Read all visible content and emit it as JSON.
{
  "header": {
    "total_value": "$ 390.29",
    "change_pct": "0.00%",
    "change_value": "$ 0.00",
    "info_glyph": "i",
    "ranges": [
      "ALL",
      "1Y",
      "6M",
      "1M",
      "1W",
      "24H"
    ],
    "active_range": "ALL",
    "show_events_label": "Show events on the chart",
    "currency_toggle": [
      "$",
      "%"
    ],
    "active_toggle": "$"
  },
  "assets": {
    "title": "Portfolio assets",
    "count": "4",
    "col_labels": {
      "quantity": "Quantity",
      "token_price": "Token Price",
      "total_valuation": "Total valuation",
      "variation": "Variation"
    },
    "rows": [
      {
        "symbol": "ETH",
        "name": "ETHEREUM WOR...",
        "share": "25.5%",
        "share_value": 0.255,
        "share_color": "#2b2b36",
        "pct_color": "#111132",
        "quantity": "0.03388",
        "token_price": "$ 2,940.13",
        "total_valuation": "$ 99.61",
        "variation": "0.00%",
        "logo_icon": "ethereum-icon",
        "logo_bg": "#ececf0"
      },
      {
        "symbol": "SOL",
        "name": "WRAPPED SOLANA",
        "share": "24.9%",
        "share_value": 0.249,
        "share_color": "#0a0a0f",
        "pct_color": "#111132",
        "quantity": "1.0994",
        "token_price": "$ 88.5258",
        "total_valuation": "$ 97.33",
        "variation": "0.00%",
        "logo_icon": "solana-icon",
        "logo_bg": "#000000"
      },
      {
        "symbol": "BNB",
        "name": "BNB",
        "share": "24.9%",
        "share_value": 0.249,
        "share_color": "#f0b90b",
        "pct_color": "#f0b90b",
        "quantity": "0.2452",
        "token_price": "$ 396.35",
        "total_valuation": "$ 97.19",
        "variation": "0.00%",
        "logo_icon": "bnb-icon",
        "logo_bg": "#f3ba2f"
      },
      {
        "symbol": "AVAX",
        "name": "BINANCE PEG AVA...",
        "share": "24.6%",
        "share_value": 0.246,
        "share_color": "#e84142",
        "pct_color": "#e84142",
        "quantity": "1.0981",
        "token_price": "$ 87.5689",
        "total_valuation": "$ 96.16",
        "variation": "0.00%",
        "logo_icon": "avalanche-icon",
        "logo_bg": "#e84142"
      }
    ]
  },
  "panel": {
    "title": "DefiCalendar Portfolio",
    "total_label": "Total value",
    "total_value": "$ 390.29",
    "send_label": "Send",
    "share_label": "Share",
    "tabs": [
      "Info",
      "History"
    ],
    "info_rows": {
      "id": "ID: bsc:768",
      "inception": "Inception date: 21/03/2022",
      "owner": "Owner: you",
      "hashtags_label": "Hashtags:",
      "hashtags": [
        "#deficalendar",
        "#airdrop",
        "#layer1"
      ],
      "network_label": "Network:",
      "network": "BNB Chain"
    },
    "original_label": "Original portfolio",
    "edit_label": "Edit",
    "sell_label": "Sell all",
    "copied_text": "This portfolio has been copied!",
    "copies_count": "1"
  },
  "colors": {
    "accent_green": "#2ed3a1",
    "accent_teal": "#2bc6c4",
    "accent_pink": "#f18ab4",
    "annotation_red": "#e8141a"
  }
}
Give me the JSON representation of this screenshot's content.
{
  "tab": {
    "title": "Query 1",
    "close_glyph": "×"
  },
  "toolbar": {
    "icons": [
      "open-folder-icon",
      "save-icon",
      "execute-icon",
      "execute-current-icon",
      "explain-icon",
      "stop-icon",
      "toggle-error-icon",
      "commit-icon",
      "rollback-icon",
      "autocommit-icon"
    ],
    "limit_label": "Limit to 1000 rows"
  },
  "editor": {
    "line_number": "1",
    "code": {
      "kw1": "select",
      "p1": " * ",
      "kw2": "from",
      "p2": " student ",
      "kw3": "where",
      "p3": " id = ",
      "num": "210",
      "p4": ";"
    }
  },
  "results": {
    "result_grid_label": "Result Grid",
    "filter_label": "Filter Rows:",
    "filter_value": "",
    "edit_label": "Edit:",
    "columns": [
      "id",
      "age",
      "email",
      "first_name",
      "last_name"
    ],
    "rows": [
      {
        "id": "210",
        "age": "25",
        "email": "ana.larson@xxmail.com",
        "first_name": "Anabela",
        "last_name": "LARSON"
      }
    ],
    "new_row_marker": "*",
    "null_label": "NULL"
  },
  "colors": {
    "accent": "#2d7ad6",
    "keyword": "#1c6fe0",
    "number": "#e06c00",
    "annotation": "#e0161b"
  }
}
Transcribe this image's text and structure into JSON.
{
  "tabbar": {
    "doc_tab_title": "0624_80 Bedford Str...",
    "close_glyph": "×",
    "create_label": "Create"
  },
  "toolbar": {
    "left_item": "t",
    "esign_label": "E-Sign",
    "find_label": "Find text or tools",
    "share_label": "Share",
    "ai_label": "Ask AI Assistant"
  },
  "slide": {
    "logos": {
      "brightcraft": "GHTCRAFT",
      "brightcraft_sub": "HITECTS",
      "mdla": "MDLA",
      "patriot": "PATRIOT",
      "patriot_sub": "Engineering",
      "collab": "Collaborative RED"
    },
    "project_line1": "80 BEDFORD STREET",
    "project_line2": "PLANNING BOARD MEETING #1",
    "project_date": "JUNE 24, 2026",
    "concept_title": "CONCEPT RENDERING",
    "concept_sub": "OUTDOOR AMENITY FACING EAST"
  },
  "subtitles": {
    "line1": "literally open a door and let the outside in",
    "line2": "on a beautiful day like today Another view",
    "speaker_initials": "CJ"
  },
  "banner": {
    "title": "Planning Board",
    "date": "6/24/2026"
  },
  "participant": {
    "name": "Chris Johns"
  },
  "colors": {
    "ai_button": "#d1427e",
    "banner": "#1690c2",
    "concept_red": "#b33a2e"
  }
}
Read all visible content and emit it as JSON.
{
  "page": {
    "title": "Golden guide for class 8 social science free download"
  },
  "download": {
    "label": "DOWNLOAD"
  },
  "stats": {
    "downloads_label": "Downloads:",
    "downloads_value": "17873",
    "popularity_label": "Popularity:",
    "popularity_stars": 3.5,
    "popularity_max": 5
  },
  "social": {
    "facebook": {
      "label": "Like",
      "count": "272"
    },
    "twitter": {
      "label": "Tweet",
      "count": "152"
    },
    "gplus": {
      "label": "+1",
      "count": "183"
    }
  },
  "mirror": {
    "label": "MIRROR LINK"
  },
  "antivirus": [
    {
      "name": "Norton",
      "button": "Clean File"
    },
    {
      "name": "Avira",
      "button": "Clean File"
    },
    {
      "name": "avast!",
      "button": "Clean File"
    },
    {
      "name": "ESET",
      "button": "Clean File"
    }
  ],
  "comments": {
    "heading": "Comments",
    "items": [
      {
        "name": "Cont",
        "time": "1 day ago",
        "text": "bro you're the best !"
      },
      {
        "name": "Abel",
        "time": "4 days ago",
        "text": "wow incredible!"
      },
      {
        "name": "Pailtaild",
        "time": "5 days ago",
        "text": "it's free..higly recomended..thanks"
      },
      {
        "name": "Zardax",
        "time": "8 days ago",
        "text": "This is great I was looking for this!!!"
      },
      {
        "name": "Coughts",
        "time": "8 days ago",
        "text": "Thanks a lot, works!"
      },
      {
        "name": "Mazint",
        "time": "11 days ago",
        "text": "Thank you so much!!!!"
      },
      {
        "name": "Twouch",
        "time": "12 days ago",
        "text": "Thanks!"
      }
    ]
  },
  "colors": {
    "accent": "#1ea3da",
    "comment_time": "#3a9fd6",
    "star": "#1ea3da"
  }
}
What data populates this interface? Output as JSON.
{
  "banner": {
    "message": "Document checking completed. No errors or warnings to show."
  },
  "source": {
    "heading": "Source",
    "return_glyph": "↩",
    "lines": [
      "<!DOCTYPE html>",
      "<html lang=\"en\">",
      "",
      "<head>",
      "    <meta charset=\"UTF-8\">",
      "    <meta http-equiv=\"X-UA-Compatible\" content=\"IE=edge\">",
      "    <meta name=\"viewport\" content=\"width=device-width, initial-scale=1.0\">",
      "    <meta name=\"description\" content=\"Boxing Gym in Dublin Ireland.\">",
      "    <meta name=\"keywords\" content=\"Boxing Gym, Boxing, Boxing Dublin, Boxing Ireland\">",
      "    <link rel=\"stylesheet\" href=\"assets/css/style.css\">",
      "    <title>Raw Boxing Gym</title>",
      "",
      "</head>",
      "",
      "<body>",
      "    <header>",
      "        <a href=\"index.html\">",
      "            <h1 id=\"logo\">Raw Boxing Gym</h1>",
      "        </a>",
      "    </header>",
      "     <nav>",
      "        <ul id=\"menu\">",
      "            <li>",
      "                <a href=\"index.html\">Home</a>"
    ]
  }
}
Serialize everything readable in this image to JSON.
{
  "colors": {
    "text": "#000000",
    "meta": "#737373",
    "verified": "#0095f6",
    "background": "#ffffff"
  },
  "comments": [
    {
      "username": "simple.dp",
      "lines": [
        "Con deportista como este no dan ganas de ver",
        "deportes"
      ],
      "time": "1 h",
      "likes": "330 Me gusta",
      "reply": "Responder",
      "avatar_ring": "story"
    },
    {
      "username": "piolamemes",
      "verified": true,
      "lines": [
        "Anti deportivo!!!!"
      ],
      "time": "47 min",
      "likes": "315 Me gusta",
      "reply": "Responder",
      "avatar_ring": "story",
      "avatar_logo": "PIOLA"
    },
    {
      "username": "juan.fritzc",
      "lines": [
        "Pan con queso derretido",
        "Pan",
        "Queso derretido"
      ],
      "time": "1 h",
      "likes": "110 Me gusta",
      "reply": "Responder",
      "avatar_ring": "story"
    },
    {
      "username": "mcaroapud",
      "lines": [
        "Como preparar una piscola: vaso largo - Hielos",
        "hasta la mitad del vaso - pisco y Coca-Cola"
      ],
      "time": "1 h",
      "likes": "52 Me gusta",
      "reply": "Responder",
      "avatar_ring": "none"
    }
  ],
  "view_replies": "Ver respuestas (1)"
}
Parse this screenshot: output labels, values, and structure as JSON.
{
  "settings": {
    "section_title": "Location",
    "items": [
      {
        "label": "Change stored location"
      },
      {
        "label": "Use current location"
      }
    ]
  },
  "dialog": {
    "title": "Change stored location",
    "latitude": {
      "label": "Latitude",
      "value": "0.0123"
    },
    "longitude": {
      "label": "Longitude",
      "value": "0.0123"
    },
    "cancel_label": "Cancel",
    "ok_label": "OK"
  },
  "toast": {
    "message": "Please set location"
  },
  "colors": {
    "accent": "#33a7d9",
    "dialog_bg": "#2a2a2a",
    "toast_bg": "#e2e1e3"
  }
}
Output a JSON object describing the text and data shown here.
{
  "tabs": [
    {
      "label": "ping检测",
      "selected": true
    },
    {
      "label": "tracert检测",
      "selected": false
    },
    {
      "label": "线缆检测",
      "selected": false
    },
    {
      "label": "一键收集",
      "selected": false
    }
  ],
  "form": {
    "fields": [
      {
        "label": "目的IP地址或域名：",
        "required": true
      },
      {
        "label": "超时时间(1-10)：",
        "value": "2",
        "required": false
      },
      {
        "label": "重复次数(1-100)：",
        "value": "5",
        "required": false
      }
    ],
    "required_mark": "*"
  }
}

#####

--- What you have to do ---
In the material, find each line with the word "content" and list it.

--- Exercise answer ---
Read all visible content and emit it as JSON.
Give me the JSON representation of this screenshot's content.
Read all visible content and emit it as JSON.
      "    <meta http-equiv=\"X-UA-Compatible\" content=\"IE=edge\">",
      "    <meta name=\"viewport\" content=\"width=device-width, initial-scale=1.0\">",
      "    <meta name=\"description\" content=\"Boxing Gym in Dublin Ireland.\">",
      "    <meta name=\"keywords\" content=\"Boxing Gym, Boxing, Boxing Dublin, Boxing Ireland\">",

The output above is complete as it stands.